Read the data line by line and say how many lines contain the string "name", giving the number alone.

----

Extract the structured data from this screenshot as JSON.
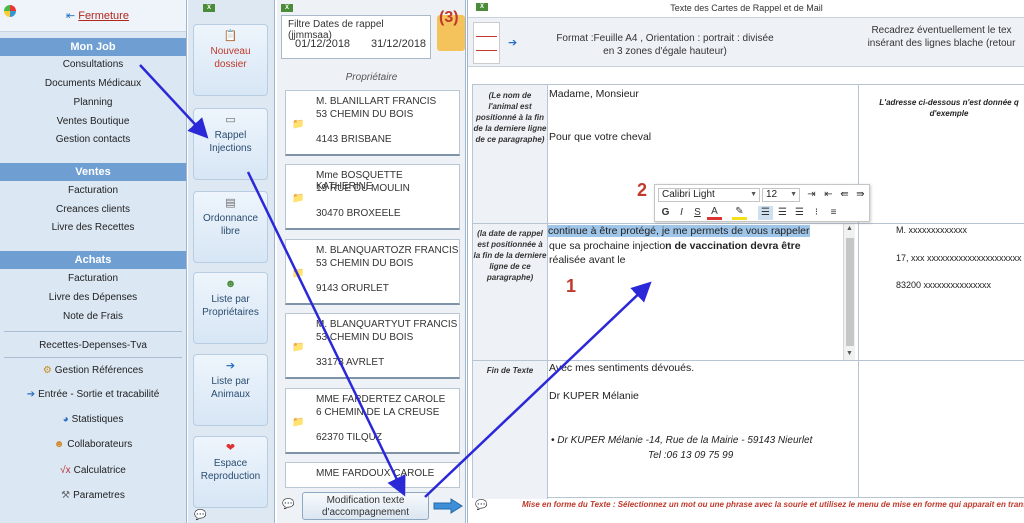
{
  "left_nav": {
    "fermeture": "Fermeture",
    "sections": {
      "monjob": "Mon Job",
      "ventes": "Ventes",
      "achats": "Achats"
    },
    "monjob_items": [
      "Consultations",
      "Documents Médicaux",
      "Planning",
      "Ventes Boutique",
      "Gestion contacts"
    ],
    "ventes_items": [
      "Facturation",
      "Creances clients",
      "Livre des Recettes"
    ],
    "achats_items": [
      "Facturation",
      "Livre des Dépenses",
      "Note de Frais"
    ],
    "bottom_items": [
      "Recettes-Depenses-Tva",
      "Gestion Références",
      "Entrée - Sortie et tracabilité",
      "Statistiques",
      "Collaborateurs",
      "Calculatrice",
      "Parametres"
    ]
  },
  "button_column": {
    "nouveau": [
      "Nouveau",
      "dossier"
    ],
    "rappel": [
      "Rappel",
      "Injections"
    ],
    "ordonnance": [
      "Ordonnance",
      "libre"
    ],
    "liste_proprio": [
      "Liste par",
      "Propriétaires"
    ],
    "liste_animaux": [
      "Liste par",
      "Animaux"
    ],
    "espace": [
      "Espace",
      "Reproduction"
    ]
  },
  "owners_column": {
    "filter_title": "Filtre Dates de rappel (jjmmsaa)",
    "date_from": "01/12/2018",
    "date_to": "31/12/2018",
    "step_marker": "(3)",
    "proprietaire_label": "Propriétaire",
    "cards": [
      {
        "name": "M. BLANILLART FRANCIS",
        "street": "53 CHEMIN DU BOIS",
        "city": "4143 BRISBANE"
      },
      {
        "name": "Mme BOSQUETTE KATHERINE",
        "street": "19 RUE DU MOULIN",
        "city": "30470 BROXEELE"
      },
      {
        "name": "M. BLANQUARTOZR FRANCIS",
        "street": "53 CHEMIN DU BOIS",
        "city": "9143 ORURLET"
      },
      {
        "name": "M. BLANQUARTYUT FRANCIS",
        "street": "53 CHEMIN DU BOIS",
        "city": "33173 AVRLET"
      },
      {
        "name": "MME FARDERTEZ CAROLE",
        "street": "6 CHEMIN DE LA CREUSE",
        "city": "62370 TILQUZ"
      },
      {
        "name": "MME FARDOUX CAROLE",
        "street": "",
        "city": ""
      }
    ],
    "modify_button": [
      "Modification texte",
      "d'accompagnement"
    ]
  },
  "main": {
    "title": "Texte des Cartes de Rappel et de Mail",
    "format_line1": "Format :Feuille A4 , Orientation  : portrait : divisée",
    "format_line2": "en 3 zones d'égale hauteur)",
    "recadrez_line1": "Recadrez éventuellement le tex",
    "recadrez_line2": "insérant des lignes blache (retour",
    "row1_label": "(Le nom de l'animal est positionné à la fin  de la derniere ligne de ce paragraphe)",
    "row1_text1": "Madame, Monsieur",
    "row1_text2": "Pour que votre cheval",
    "row2_label": "(la date de rappel est positionnée à la fin de la derniere ligne de ce paragraphe)",
    "row2_hl": "continue à être protégé, je me permets de vous rappeler",
    "row2_line2a": "que sa prochaine injectio",
    "row2_line2b": "n de vaccination devra être",
    "row2_line3": "réalisée avant le",
    "row3_label": "Fin de Texte",
    "row3_text1": "Avec mes sentiments dévoués.",
    "row3_text2": "Dr KUPER Mélanie",
    "row3_text3": "• Dr KUPER Mélanie -14, Rue de la Mairie - 59143 Nieurlet",
    "row3_text4": "Tel :06 13 09 75 99",
    "right_note_line1": "L'adresse ci-dessous n'est donnée q",
    "right_note_line2": "d'exemple",
    "addr1": "M. xxxxxxxxxxxxx",
    "addr2": "17, xxx xxxxxxxxxxxxxxxxxxxxx",
    "addr3": "83200   xxxxxxxxxxxxxxx",
    "status": "Mise en forme du Texte : Sélectionnez un mot ou une phrase avec la sourie et utilisez le menu de mise en forme qui apparait en trans"
  },
  "toolbar": {
    "font": "Calibri Light",
    "size": "12",
    "buttons": [
      "G",
      "I",
      "S",
      "A"
    ]
  },
  "markers": {
    "one": "1",
    "two": "2"
  }
}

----

ANSWER SPACE = 6